- Required action: Please say how many lines in the records contain the word "true", giving only the number.

[Records from a data collection]
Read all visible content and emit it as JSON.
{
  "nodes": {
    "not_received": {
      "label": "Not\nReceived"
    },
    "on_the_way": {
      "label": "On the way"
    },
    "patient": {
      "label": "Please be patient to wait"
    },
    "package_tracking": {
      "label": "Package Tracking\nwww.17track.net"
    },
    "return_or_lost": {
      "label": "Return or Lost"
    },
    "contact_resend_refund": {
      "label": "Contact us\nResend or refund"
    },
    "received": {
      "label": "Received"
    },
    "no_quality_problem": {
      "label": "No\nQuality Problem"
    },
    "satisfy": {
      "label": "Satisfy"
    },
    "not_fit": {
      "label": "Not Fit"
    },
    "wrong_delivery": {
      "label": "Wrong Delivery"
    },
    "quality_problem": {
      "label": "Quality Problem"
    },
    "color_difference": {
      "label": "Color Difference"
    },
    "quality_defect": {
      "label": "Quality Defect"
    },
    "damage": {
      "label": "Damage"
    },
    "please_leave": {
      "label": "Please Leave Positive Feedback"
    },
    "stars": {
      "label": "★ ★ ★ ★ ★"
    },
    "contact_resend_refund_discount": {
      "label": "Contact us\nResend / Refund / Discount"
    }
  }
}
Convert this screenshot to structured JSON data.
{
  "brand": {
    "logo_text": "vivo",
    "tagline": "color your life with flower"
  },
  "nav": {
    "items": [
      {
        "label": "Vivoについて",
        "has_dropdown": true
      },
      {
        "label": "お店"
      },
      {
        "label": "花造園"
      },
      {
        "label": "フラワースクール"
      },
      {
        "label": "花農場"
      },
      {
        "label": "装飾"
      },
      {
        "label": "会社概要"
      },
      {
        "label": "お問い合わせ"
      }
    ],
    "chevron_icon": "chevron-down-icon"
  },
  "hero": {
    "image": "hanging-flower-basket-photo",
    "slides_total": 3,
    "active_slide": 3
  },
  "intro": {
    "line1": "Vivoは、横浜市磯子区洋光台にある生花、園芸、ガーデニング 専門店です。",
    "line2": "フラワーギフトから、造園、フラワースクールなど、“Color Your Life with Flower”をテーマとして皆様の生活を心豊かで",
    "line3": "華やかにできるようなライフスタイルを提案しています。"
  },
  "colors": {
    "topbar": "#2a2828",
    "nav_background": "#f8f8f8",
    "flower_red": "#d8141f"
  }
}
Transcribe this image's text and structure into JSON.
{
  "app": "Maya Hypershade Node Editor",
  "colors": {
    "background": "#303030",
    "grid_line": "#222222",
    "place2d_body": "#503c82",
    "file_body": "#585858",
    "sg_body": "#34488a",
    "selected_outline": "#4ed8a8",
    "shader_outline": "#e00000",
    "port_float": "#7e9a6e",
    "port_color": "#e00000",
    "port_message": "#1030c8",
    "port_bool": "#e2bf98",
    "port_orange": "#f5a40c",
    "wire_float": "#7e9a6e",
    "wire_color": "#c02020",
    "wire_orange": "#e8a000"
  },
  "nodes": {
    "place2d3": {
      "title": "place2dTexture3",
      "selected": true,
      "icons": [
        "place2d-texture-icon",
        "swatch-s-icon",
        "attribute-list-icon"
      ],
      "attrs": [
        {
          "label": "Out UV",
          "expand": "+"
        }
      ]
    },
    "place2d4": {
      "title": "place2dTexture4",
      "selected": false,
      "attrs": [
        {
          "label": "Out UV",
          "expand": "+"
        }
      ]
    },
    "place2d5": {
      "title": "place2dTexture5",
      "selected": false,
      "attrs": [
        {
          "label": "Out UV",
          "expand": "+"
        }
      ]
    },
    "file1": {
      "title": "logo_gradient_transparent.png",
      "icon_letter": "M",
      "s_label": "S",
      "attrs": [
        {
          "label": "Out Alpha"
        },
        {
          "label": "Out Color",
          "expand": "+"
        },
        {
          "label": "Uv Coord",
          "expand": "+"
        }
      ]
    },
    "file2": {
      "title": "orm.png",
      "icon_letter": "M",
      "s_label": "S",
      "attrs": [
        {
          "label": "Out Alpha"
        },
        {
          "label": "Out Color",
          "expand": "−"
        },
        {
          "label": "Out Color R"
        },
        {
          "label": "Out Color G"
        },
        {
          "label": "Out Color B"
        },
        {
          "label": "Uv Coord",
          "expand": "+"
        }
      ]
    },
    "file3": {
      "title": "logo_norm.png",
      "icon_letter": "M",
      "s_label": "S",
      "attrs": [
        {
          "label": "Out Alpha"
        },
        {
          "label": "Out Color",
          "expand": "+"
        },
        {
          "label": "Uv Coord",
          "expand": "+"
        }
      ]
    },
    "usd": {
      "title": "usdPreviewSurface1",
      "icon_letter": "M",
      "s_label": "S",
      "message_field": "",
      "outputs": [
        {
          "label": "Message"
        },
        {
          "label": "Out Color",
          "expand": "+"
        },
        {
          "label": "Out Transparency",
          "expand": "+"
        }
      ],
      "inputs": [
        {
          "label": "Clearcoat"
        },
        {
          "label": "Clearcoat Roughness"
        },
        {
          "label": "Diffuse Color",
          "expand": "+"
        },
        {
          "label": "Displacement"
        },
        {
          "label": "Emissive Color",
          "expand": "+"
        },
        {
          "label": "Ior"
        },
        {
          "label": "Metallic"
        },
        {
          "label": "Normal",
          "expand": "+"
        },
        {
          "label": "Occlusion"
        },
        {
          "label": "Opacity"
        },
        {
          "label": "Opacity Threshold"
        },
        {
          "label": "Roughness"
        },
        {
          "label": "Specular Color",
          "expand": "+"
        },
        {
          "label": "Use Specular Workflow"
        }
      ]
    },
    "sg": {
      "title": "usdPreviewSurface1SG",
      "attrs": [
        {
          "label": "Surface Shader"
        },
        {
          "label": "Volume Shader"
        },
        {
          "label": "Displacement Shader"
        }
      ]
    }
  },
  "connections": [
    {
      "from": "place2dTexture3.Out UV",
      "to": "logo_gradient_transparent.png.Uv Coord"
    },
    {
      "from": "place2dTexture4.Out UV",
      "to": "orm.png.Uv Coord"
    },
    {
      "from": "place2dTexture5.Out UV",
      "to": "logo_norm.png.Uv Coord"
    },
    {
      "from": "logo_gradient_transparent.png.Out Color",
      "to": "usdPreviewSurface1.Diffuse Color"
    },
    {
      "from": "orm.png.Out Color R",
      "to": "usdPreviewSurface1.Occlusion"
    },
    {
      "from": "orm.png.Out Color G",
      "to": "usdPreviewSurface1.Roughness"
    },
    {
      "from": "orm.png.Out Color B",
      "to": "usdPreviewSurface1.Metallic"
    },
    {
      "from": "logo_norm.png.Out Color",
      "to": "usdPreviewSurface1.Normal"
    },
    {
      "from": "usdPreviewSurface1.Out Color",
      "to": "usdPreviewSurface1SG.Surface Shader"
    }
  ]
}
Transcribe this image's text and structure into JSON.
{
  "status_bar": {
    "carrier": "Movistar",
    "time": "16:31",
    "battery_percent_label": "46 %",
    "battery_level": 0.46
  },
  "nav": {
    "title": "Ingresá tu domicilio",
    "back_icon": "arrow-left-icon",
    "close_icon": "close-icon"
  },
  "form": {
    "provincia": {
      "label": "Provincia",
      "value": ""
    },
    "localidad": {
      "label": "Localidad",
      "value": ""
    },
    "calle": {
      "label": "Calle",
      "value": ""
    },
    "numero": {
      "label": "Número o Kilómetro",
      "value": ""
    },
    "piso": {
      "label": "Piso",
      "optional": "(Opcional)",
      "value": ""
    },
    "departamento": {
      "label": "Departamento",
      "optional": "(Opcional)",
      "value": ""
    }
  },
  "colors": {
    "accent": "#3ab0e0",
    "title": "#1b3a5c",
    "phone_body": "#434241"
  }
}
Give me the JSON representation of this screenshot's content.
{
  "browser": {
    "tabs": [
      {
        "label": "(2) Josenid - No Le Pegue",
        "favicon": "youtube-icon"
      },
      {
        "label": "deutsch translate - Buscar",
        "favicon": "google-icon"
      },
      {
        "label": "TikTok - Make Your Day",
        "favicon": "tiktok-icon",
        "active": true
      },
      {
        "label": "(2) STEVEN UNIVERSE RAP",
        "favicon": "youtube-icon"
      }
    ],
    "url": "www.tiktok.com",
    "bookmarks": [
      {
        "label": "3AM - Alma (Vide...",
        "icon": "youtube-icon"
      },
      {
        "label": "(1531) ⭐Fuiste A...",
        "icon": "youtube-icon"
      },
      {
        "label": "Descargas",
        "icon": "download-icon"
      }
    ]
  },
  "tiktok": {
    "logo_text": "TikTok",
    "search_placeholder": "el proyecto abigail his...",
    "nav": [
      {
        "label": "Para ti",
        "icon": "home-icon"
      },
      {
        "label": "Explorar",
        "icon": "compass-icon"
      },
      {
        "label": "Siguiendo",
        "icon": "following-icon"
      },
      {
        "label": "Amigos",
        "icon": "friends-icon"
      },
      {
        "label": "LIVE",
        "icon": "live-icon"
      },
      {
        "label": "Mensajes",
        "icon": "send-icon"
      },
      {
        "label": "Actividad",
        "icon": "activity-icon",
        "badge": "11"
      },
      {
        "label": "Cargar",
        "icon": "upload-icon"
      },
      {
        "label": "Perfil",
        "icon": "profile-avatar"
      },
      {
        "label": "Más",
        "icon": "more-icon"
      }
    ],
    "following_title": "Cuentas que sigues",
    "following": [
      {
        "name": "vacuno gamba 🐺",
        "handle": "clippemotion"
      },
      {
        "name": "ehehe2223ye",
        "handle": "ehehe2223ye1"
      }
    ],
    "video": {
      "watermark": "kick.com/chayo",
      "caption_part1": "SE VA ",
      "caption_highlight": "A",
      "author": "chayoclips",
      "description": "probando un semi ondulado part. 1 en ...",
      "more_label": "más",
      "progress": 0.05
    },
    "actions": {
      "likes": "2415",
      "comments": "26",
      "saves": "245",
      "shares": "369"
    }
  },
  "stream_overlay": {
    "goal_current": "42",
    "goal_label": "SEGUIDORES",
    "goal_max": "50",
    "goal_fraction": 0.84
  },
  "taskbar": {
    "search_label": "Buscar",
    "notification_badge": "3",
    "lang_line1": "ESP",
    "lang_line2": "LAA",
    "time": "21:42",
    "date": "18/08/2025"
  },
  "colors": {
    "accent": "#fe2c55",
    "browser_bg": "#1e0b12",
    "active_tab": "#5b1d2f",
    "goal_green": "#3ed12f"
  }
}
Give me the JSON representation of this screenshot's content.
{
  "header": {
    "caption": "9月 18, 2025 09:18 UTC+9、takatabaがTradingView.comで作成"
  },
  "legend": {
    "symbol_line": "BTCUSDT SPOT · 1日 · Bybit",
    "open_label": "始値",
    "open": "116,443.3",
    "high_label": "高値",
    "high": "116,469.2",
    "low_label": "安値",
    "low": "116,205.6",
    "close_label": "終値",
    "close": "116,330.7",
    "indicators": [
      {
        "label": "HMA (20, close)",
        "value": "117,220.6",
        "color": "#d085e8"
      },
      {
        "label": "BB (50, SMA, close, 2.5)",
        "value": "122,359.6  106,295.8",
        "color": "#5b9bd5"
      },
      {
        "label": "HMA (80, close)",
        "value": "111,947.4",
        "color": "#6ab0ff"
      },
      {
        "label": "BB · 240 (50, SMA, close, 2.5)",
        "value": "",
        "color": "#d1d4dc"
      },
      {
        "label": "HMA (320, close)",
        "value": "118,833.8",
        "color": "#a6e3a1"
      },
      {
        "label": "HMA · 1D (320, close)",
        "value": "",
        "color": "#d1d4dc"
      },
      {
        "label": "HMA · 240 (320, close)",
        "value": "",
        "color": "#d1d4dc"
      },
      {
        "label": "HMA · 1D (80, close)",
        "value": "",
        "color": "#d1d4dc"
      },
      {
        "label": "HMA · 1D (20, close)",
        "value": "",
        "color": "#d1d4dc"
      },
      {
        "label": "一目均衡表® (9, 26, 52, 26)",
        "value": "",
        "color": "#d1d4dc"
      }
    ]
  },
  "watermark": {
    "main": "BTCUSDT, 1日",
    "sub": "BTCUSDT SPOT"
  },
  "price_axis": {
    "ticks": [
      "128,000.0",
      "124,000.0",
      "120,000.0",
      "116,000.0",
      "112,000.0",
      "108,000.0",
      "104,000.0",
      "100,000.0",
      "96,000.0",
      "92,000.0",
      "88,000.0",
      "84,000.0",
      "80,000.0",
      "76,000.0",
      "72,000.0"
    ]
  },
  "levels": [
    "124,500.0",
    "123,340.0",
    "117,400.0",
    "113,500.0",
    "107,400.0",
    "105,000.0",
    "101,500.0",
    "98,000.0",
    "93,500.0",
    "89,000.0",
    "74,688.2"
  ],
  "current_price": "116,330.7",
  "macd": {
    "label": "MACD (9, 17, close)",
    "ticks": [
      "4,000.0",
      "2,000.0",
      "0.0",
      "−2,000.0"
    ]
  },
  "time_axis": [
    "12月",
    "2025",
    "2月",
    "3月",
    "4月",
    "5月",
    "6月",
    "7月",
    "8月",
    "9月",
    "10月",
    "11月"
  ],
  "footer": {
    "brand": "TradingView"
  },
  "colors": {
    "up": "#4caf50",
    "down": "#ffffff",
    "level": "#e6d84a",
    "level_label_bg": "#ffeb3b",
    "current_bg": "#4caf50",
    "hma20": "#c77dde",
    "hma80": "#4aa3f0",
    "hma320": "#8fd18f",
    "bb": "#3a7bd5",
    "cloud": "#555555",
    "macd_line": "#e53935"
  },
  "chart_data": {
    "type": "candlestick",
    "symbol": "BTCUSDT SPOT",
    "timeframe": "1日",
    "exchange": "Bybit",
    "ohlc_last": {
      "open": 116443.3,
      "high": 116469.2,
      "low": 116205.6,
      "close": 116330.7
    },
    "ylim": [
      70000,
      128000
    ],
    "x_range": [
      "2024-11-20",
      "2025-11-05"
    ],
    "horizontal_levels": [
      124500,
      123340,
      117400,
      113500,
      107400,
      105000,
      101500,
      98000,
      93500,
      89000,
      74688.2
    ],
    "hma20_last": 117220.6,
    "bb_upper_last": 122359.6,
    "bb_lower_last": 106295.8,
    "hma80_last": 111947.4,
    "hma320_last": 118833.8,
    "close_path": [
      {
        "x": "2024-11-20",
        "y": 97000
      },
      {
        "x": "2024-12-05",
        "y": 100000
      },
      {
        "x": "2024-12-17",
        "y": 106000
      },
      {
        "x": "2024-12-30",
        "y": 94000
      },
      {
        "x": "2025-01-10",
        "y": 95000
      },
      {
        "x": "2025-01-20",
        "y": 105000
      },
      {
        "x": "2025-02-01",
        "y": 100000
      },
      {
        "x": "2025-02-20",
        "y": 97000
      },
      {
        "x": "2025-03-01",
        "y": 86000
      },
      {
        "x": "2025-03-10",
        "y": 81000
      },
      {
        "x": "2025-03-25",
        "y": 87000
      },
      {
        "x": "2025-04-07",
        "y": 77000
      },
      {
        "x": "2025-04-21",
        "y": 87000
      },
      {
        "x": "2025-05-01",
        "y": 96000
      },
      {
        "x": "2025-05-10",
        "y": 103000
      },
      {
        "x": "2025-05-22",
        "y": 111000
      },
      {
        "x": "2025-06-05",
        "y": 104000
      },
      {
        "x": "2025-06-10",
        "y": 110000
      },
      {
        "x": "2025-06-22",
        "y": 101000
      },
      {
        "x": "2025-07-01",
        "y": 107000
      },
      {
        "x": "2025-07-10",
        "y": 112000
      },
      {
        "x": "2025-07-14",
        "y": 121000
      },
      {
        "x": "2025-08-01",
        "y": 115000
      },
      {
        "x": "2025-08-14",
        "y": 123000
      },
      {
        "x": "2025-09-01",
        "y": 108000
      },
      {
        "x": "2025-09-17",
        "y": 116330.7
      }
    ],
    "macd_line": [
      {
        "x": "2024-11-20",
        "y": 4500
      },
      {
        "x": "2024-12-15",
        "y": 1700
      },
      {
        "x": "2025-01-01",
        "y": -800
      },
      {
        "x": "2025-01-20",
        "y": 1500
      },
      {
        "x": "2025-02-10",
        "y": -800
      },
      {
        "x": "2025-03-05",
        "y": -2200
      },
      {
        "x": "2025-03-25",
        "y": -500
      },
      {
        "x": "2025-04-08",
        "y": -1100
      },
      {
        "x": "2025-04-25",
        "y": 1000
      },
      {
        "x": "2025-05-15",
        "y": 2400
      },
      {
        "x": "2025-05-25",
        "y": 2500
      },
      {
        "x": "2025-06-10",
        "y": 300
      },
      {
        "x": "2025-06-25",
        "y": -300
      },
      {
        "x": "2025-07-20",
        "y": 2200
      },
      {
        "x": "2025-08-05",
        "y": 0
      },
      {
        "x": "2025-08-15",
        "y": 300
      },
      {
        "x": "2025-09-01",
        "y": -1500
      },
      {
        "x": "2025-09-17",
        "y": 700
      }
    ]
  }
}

- Solved problem: 3